*** Opening Supplied data ***

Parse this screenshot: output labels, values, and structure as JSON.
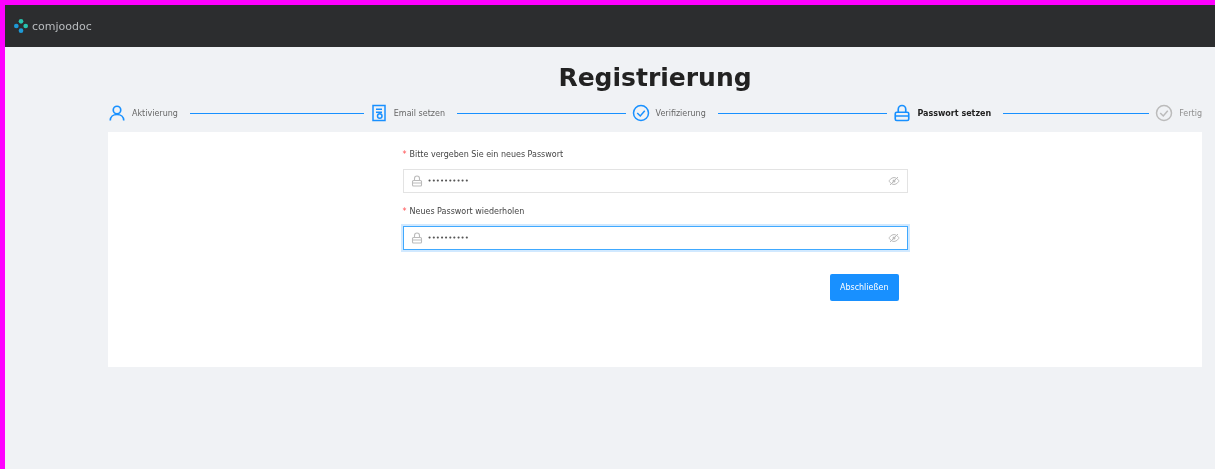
{
  "header": {
    "brand": "comjoodoc"
  },
  "title": "Registrierung",
  "steps": [
    {
      "label": "Aktivierung",
      "kind": "user",
      "finished": true,
      "selected": false
    },
    {
      "label": "Email setzen",
      "kind": "document",
      "finished": true,
      "selected": false
    },
    {
      "label": "Verifizierung",
      "kind": "check",
      "finished": true,
      "selected": false
    },
    {
      "label": "Passwort setzen",
      "kind": "lock",
      "finished": false,
      "selected": true
    },
    {
      "label": "Fertig",
      "kind": "check",
      "finished": false,
      "selected": false
    }
  ],
  "form": {
    "fields": [
      {
        "label": "Bitte vergeben Sie ein neues Passwort",
        "marker": "*",
        "value": "••••••••••",
        "focused": false
      },
      {
        "label": "Neues Passwort wiederholen",
        "marker": "*",
        "value": "••••••••••",
        "focused": true
      }
    ],
    "submit": "Abschließen"
  }
}
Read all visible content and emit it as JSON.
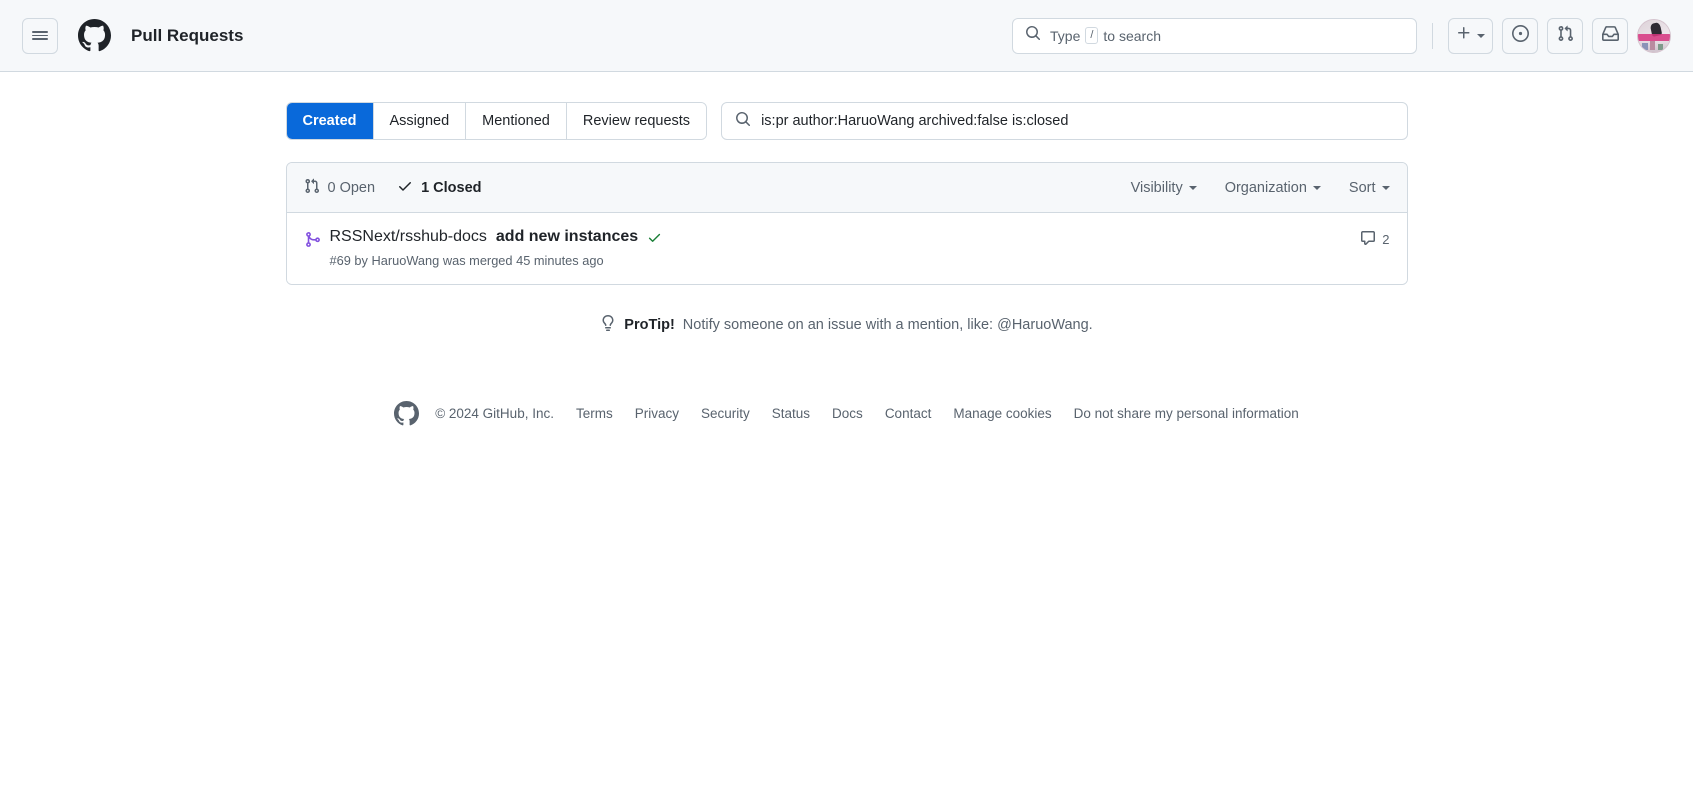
{
  "header": {
    "menu_icon": "hamburger-icon",
    "logo_icon": "github-logo-icon",
    "title": "Pull Requests",
    "search": {
      "icon": "search-icon",
      "prefix": "Type",
      "key": "/",
      "suffix": "to search"
    },
    "create_button": {
      "icon": "plus-icon",
      "caret": "chevron-down-icon"
    },
    "issues_button": {
      "icon": "issue-opened-icon"
    },
    "pulls_button": {
      "icon": "pull-request-icon"
    },
    "inbox_button": {
      "icon": "inbox-icon"
    },
    "avatar": {
      "icon": "avatar",
      "alt": "HaruoWang"
    }
  },
  "tabs": [
    {
      "label": "Created",
      "active": true
    },
    {
      "label": "Assigned",
      "active": false
    },
    {
      "label": "Mentioned",
      "active": false
    },
    {
      "label": "Review requests",
      "active": false
    }
  ],
  "query": {
    "icon": "search-icon",
    "value": "is:pr author:HaruoWang archived:false is:closed",
    "placeholder": "Search all issues"
  },
  "list_header": {
    "open": {
      "icon": "pull-request-icon",
      "label": "0 Open"
    },
    "closed": {
      "icon": "check-icon",
      "label": "1 Closed"
    },
    "filters": [
      {
        "label": "Visibility",
        "caret": "chevron-down-icon"
      },
      {
        "label": "Organization",
        "caret": "chevron-down-icon"
      },
      {
        "label": "Sort",
        "caret": "chevron-down-icon"
      }
    ]
  },
  "pull_requests": [
    {
      "state_icon": "git-merge-icon",
      "state_color": "#8250df",
      "repo": "RSSNext/rsshub-docs",
      "title": "add new instances",
      "check_icon": "check-success-icon",
      "check_color": "#1a7f37",
      "meta": "#69 by HaruoWang was merged 45 minutes ago",
      "comments": {
        "icon": "comment-icon",
        "count": "2"
      }
    }
  ],
  "protip": {
    "icon": "lightbulb-icon",
    "label": "ProTip!",
    "text": "Notify someone on an issue with a mention, like: @HaruoWang."
  },
  "footer": {
    "logo_icon": "github-mark-icon",
    "copyright": "© 2024 GitHub, Inc.",
    "links": [
      "Terms",
      "Privacy",
      "Security",
      "Status",
      "Docs",
      "Contact",
      "Manage cookies",
      "Do not share my personal information"
    ]
  },
  "colors": {
    "accent": "#0969da",
    "merged": "#8250df",
    "success": "#1a7f37",
    "muted": "#59636e",
    "border": "#d1d9e0",
    "surface": "#f6f8fa"
  }
}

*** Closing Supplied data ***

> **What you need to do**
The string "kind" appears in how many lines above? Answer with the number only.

> **Task answer**
5